In a bipartisan vote last month, the House of Representatives approved legislation that would direct the Defense Department to build a new “space corps” within the Air Force. Its backers blame the Pentagon for failing to prioritize space security in recent years, a lapse that has allowed rivals like Russia and China the opportunity to catch up to U.S. superiority. The proposal’s fate now rests in the Senate, but its most powerful foe is the military itself, which says Congress should simply send more resources rather than force it to undertake a bureaucratic overhaul during a time of war.

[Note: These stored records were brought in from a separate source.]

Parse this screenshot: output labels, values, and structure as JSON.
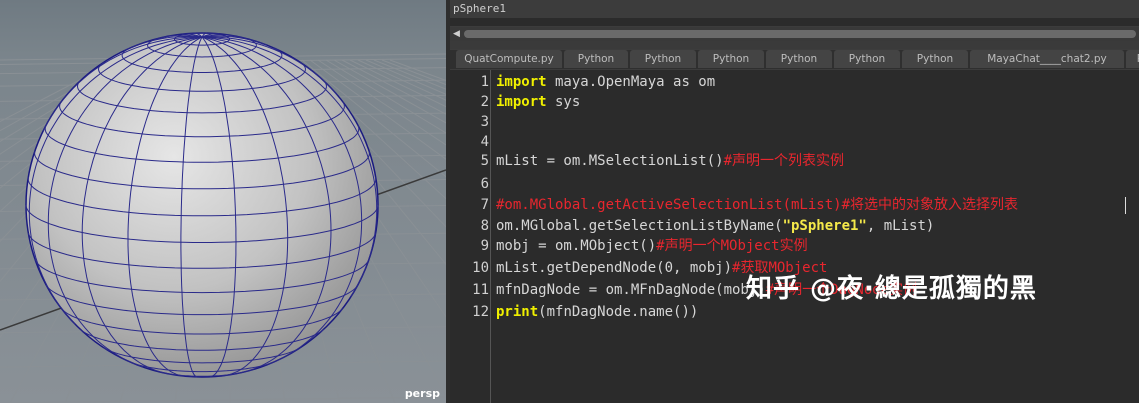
{
  "viewport": {
    "camera_label": "persp"
  },
  "script_editor": {
    "object_name": "pSphere1",
    "tabs": [
      "QuatCompute.py",
      "Python",
      "Python",
      "Python",
      "Python",
      "Python",
      "Python",
      "MayaChat____chat2.py",
      "Py"
    ],
    "line_numbers": [
      "1",
      "2",
      "3",
      "4",
      "5",
      "6",
      "7",
      "8",
      "9",
      "10",
      "11",
      "12"
    ],
    "code": {
      "l1_kw": "import",
      "l1_rest": " maya.OpenMaya as om",
      "l2_kw": "import",
      "l2_rest": " sys",
      "l5_code": "mList = om.MSelectionList()",
      "l5_comment": "#声明一个列表实例",
      "l7_comment": "#om.MGlobal.getActiveSelectionList(mList)#将选中的对象放入选择列表",
      "l8_pre": "om.MGlobal.getSelectionListByName(",
      "l8_str": "\"pSphere1\"",
      "l8_post": ", mList)",
      "l9_code": "mobj = om.MObject()",
      "l9_comment": "#声明一个MObject实例",
      "l10_code": "mList.getDependNode(0, mobj)",
      "l10_comment": "#获取MObject",
      "l11_code": "mfnDagNode = om.MFnDagNode(mobj)",
      "l11_comment": "#声明一个DagNode实例",
      "l12_kw": "print",
      "l12_rest": "(mfnDagNode.name())"
    }
  },
  "watermark": "知乎 @夜·總是孤獨的黑"
}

“The military has not done a good enough job looking after space with all its other distracting priorities,” said Representative Jim Cooper, a Tennessee Democrat who has championed the idea of a space corps along with Representative Mike Rogers of Alabama, the chairman of an armed-services subcommittee in the House. “It’s just not getting the attention it deserves.”
Space has become as integral to military operations as it has for anyone who uses an iPhone to get directions through GPS or an up-to-the-second weather forecast. “Our military now is completely dependent on space,” said Todd Harrison, director of the Aerospace Security Project at the Center for Strategic and International Studies, a Washington, D.C.-based think tank. “We can’t fight without fighting through space. When we put a bomb on a target somewhere in the world, did that bomb come from space? Not physically, but the bomb would not have gotten there without our space capabilities. So it is a space-enabled bomb.”